While Volkswagen has gone in several directions in the last few years with such initiatives as the new Beetle and its disastrous attempt to go up-market with an eight-cylinder Passat and the ill-fated Phaeton luxury sedan, the Jetta seemed all but forgotten despite its status as the line’s bread-and-butter automobile. VW’s annual sales through June were down by nearly 25 percent in the United States with the new Jetta accounting for about half the current volume.
An important car, you bet.
Volkswagen believes that size matters. The new Jetta adds three inches to the wheelbase and has seven inches tacked on to the overall length. It’s also one inch wider and about a half-inch taller. Interior room is increased, particularly for rear seat passengers, and the trunk is very accommodating.
The base engine is the new 150-horsepower in-line five, which replaces the anemic 115-horsepower in-line four. Mated to the new engine is an optional six-speed automatic, which allows the engine to operate more efficiently. The advent of a six-speed automatic in the compact class is impressive.
An important aspect of the new Jetta is its styling. I can’t give the effort more than a passing C grade. It’s not a bad design, but it looks so generically Japanese.
In a parking lot, I had a hard time finding the car in a sea of Toyota Corollas and other late-model economy cars. The only distinguishing feature is the wide mouth grille, which seems out of place here.
The interior represents a major step forward that everyone should appreciate. First off, the materials exude high-quality status and the design of the dashboard and center console reveals controls that are easy to find and use. Standard automatic climate control is a welcome addition. The optional leather seating indicated a commitment to high quality at a modest price.

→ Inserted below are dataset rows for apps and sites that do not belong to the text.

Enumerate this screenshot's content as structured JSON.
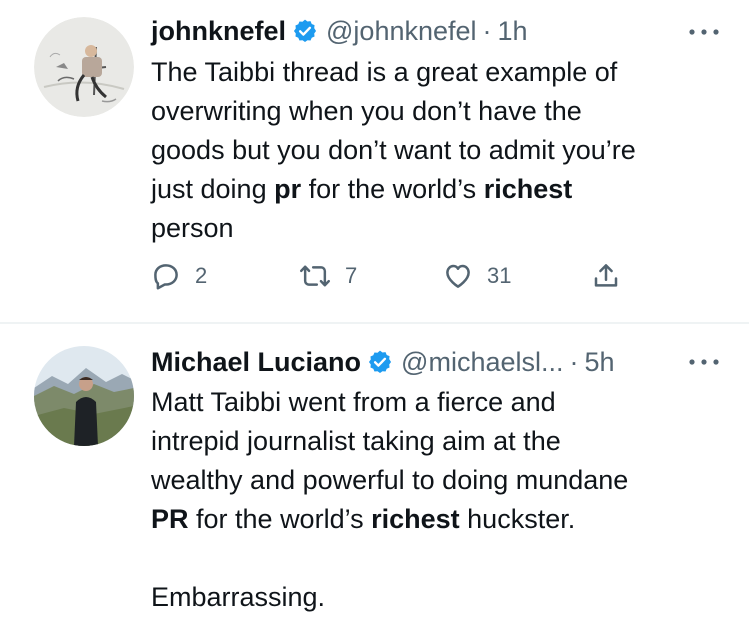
{
  "tweets": [
    {
      "author_name": "johnknefel",
      "handle": "@johnknefel",
      "separator": "·",
      "time": "1h",
      "verified_icon": "verified-badge-icon",
      "more_icon": "more-options-icon",
      "text_lines": [
        {
          "segments": [
            {
              "t": "The Taibbi thread is a great example of",
              "b": false
            }
          ]
        },
        {
          "segments": [
            {
              "t": "overwriting when you don’t have the",
              "b": false
            }
          ]
        },
        {
          "segments": [
            {
              "t": "goods but you don’t want to admit you’re",
              "b": false
            }
          ]
        },
        {
          "segments": [
            {
              "t": "just doing ",
              "b": false
            },
            {
              "t": "pr",
              "b": true
            },
            {
              "t": " for the world’s ",
              "b": false
            },
            {
              "t": "richest",
              "b": true
            }
          ]
        },
        {
          "segments": [
            {
              "t": "person",
              "b": false
            }
          ]
        }
      ],
      "actions": {
        "replies": "2",
        "retweets": "7",
        "likes": "31"
      }
    },
    {
      "author_name": "Michael Luciano",
      "handle": "@michaelsl...",
      "separator": "·",
      "time": "5h",
      "verified_icon": "verified-badge-icon",
      "more_icon": "more-options-icon",
      "text_lines": [
        {
          "segments": [
            {
              "t": "Matt Taibbi went from a fierce and",
              "b": false
            }
          ]
        },
        {
          "segments": [
            {
              "t": "intrepid journalist taking aim at the",
              "b": false
            }
          ]
        },
        {
          "segments": [
            {
              "t": "wealthy and powerful to doing mundane",
              "b": false
            }
          ]
        },
        {
          "segments": [
            {
              "t": "PR",
              "b": true
            },
            {
              "t": " for the world’s ",
              "b": false
            },
            {
              "t": "richest",
              "b": true
            },
            {
              "t": " huckster.",
              "b": false
            }
          ]
        },
        {
          "segments": []
        },
        {
          "segments": [
            {
              "t": "Embarrassing.",
              "b": false
            }
          ]
        }
      ]
    }
  ],
  "colors": {
    "text": "#0f1419",
    "secondary": "#536471",
    "verified_blue": "#1d9bf0",
    "divider": "#eff3f4"
  }
}
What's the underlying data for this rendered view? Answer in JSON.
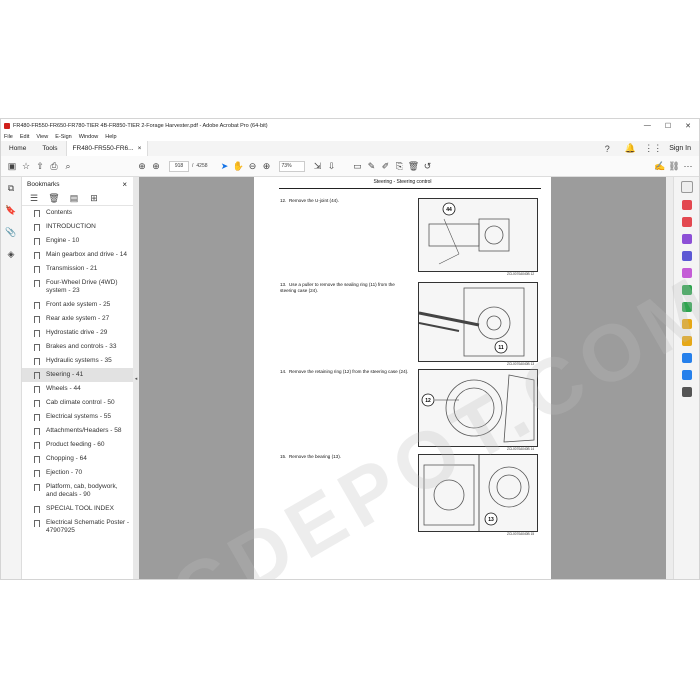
{
  "window": {
    "title": "FR480-FR550-FR650-FR780-TIER 4B-FR850-TIER 2-Forage Harvester.pdf - Adobe Acrobat Pro (64-bit)",
    "controls": [
      "—",
      "☐",
      "✕"
    ]
  },
  "menu": [
    "File",
    "Edit",
    "View",
    "E-Sign",
    "Window",
    "Help"
  ],
  "tabs": {
    "home": "Home",
    "tools": "Tools",
    "doc": "FR480-FR550-FR6...",
    "doc_close": "×",
    "signin": "Sign In"
  },
  "toolbar": {
    "page_current": "918",
    "page_sep": "/",
    "page_total": "4258",
    "zoom": "73%"
  },
  "bookmarks": {
    "title": "Bookmarks",
    "close": "×",
    "items": [
      "Contents",
      "INTRODUCTION",
      "Engine - 10",
      "Main gearbox and drive - 14",
      "Transmission - 21",
      "Four-Wheel Drive (4WD) system - 23",
      "Front axle system - 25",
      "Rear axle system - 27",
      "Hydrostatic drive - 29",
      "Brakes and controls - 33",
      "Hydraulic systems - 35",
      "Steering - 41",
      "Wheels - 44",
      "Cab climate control - 50",
      "Electrical systems - 55",
      "Attachments/Headers - 58",
      "Product feeding - 60",
      "Chopping - 64",
      "Ejection - 70",
      "Platform, cab, bodywork, and decals - 90",
      "SPECIAL TOOL INDEX",
      "Electrical Schematic Poster - 47907925"
    ],
    "selected_index": 11
  },
  "document": {
    "header": "Steering - Steering control",
    "steps": [
      {
        "num": "12.",
        "text": "Remove the U-joint (44).",
        "callouts": [
          "44"
        ],
        "caption": "ZCL0070A040B"
      },
      {
        "num": "13.",
        "text": "Use a puller to remove the sealing ring (11) from the steering case (24).",
        "callouts": [
          "11"
        ],
        "caption": "ZCL0070A040B"
      },
      {
        "num": "14.",
        "text": "Remove the retaining ring (12) from the steering case (24).",
        "callouts": [
          "12"
        ],
        "caption": "ZCL0070A040B"
      },
      {
        "num": "15.",
        "text": "Remove the bearing (13).",
        "callouts": [
          "13"
        ],
        "caption": "ZCL0070A040B"
      }
    ],
    "fig_numbers": [
      "12",
      "13",
      "14",
      "15"
    ]
  },
  "watermark": "PCDEPOT.COM",
  "colors": {
    "accent": "#1473e6",
    "viewer_bg": "#9c9c9c"
  }
}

The new Jetta’s body structure seems sound with noticeable improvement in terms of the absence of any indication of body flex or bending. For a compact, economical automobile, the Jetta offers a high degree of safety.
Previously, the Jetta received a five-star rating from the U.S. government crash test, the best mark possible. The new Jetta offers front-seat passenger and side-impact air bags. Protection is enhanced with side-curtain air bags that drop down from the headliner to protect outside passengers from head injuries.
Standard equipment includes traction control and Volkswagen’s version of yaw control. Both systems work to keep the car moving forward in the desired direction, rather than skidding off the road when things get wet and slippery.
On the road I found the Jetta a disappointment. Despite what the company claims as suspension upgrades, the new Jetta offered less feedback and appeared to be less agile than its predecessor. The ride quality is a bit harsh as well, particularly for a car moving into the mainstream. The new engine is an improvement over the previous base engine, but is not exactly a powerhouse and is quite noisy, particularly at low speeds. Even with its state-of-the-art transmission, full-throttle acceleration was leisurely.
Let’s hope that VW adds its V-6 engine as an option very soon.
While the new Jetta delivers some impressive technology, it has lost some of its character in terms of its unique styling and the driving experience.
It may attract a new type of mainstream buyer, but I’ll be surprised if anyone thinks of it as an alternative to a BMW 3-Series any longer.
Cordell Koland is an automotive journalist based in California’s central coast. He can be reached at email@example.com.
VW Jetta 2.5
Price as tested: $26,740.
Engine: Type: 2.5-liter, in-line 5 cylinder.
Horsepower: 150 @ 5,000 rpm.
Torque: 170 foot-pounds @ 3,750 rpm.
Fuel economy, automatic transmission:
City: & #173;22 mpg.
Highway: & #173; 30 mpg.
Curb weight: 3,285 pounds.